1. The problem statement, all variables and given/known data When I work in general curvilinear coordinates and in particular for the computation of line and surface integrals, do I need to do anything apart from working through the 'usual steps?' 2. Relevant equations If I am correct, computation of line and surface integrals is typically introduced in cartesian coordinates. In such a coordinate system, some basic parameterisations include those of for a circle of radius r eg. (x,y) = (rcos(t),rsin(t)), 0 <= t <= 2pi. 3. The attempt at a solution I know that if I work in say cylindrical or spherical coordinates the expressions for the gradient, divergence and Laplacian are different (and more complicated) than in cartesian coordinates. So do the parameterisations of surfaces and paths become more complicated if I want to compute a line integral in these non-cartesian coordinate systems? If so why would anyone want to use non-cartesian coordinate systems to compute various integrals? Is it because in certain situations, this is the only possible way to compute the integrals? I'm interested in this because I only really got as far as going through the derivations and computations for alternative forms of the gradient, laplacian etc. I don't feel as if I really learned how to apply useful techniques such as computing integrals in geometries with cylindrical or spherical symmetry apart from trivial cases where the vector field and outward surface normal were both constant. Any help would be great thanks.
I don't fully understand what you are asking, but working in curvilinear coordinates is simpler when (and only when) the functions involved are simpler in those coordinate systems. The equations modelling physical systems often have cylindrical or spherical symmetry, so many of the terms in the "complicated" expressions for grad etc in curvilinear coordinates may be zero for a particular function.
I probably shouldn't have used that template. Anyway, if f(x,y) = x^2 + y^2 then in polar coordinates f(r,theta) = r^2 right?
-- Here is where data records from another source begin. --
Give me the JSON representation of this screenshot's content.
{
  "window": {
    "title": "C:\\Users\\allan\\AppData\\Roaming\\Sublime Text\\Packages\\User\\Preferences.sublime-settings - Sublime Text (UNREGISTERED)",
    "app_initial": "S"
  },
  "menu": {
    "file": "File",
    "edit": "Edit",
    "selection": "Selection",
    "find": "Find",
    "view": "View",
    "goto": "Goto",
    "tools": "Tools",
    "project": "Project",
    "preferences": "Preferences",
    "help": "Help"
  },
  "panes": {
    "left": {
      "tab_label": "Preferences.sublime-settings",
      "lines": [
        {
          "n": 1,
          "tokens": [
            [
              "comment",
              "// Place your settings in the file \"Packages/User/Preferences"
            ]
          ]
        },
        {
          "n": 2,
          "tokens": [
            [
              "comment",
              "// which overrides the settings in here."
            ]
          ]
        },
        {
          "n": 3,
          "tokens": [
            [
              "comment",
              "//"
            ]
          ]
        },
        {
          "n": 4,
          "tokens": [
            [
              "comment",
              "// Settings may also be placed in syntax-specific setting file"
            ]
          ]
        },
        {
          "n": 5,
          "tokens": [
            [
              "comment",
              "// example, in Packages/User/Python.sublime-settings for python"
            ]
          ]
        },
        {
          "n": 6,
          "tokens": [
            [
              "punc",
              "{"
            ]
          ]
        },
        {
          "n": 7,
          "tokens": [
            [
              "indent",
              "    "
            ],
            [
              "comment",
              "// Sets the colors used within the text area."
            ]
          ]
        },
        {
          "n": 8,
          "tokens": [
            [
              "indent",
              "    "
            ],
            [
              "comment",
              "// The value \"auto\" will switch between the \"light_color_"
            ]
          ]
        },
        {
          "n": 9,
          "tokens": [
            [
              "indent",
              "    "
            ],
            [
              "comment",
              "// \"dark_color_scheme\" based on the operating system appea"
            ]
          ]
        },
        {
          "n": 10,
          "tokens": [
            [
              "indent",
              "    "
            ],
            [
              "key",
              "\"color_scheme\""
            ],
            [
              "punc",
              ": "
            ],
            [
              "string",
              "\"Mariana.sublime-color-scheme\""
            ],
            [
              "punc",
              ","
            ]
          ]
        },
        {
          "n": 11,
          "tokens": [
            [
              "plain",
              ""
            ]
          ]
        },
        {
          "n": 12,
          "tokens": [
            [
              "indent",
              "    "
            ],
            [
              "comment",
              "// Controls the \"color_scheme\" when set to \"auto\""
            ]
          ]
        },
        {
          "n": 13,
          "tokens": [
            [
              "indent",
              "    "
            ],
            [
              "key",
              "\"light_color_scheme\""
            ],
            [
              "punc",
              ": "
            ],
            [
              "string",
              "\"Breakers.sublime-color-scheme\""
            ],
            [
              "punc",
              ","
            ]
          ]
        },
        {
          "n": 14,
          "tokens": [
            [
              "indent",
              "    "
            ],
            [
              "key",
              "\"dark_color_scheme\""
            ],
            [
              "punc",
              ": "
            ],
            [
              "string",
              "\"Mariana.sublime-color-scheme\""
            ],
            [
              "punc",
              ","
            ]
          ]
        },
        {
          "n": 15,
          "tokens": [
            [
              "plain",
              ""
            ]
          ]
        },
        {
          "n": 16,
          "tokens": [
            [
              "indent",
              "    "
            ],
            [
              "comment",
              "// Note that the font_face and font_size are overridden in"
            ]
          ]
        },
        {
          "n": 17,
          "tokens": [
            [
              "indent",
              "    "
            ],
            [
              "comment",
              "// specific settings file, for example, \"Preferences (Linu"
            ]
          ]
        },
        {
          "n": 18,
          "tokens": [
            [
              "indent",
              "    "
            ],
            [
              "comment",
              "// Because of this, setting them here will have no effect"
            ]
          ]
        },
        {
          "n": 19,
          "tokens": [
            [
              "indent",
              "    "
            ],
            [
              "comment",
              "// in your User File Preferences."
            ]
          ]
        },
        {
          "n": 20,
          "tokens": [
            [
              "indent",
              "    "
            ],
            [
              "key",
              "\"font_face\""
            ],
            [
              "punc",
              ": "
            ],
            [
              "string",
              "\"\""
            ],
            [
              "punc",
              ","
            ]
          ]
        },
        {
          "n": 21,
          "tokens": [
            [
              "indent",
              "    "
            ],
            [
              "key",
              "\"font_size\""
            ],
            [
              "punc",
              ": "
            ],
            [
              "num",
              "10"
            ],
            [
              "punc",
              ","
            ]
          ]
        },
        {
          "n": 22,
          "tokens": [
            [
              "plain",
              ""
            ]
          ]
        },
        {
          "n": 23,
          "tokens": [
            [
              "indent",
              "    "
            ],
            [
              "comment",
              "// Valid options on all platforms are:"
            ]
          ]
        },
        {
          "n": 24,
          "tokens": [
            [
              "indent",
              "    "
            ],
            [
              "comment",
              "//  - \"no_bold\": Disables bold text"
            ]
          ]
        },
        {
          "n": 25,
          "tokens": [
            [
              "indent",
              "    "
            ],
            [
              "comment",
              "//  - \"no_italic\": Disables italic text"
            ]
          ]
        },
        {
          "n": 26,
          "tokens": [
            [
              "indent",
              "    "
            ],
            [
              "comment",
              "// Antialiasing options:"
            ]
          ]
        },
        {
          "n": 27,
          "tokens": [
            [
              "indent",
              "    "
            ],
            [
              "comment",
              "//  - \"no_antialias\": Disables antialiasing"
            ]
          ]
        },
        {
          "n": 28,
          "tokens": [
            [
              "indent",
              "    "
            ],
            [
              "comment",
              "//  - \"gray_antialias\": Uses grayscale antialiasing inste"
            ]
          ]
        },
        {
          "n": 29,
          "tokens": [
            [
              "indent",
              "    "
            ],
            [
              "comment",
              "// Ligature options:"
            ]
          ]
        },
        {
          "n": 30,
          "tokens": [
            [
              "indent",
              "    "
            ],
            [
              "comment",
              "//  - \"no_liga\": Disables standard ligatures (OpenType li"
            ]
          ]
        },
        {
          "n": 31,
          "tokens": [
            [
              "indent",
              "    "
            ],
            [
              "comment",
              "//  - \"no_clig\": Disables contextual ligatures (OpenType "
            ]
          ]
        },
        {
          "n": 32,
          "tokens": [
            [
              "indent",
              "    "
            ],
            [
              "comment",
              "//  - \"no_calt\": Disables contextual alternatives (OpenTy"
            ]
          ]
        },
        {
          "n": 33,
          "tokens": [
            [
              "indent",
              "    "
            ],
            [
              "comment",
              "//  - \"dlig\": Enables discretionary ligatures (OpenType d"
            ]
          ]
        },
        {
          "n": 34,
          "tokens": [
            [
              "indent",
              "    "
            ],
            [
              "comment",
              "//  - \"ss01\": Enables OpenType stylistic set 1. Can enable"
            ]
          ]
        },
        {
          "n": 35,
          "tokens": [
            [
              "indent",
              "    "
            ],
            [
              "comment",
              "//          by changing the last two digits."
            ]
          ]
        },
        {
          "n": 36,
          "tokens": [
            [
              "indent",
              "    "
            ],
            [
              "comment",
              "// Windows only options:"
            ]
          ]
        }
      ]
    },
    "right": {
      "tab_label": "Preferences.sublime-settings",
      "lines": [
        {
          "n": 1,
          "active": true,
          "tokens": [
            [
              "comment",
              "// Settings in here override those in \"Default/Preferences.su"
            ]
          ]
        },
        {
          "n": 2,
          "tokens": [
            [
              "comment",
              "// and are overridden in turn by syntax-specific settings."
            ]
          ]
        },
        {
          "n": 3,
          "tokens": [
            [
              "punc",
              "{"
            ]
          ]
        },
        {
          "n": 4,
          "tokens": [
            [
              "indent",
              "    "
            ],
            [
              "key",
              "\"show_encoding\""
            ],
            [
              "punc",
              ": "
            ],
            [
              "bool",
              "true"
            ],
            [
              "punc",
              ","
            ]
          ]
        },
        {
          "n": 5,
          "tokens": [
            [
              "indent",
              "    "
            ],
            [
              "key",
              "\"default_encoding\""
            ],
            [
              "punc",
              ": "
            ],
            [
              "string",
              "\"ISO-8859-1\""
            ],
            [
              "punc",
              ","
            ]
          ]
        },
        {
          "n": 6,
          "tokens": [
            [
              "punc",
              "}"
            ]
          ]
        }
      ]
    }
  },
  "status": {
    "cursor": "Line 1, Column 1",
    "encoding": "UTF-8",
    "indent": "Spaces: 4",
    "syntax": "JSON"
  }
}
Then would div(grad(f)) = (r^2)'' = 2? What if I have something more complicated like g(x,y) = x^2 + y^2 + 2x + 2y then g(r,theta) = r^2 + 2(cos(theta) + sin(theta)). Would the calculation of div(grad(f)) in polar coordinates be done the same way as for the function f or do I need to make use of the relevant scale factors?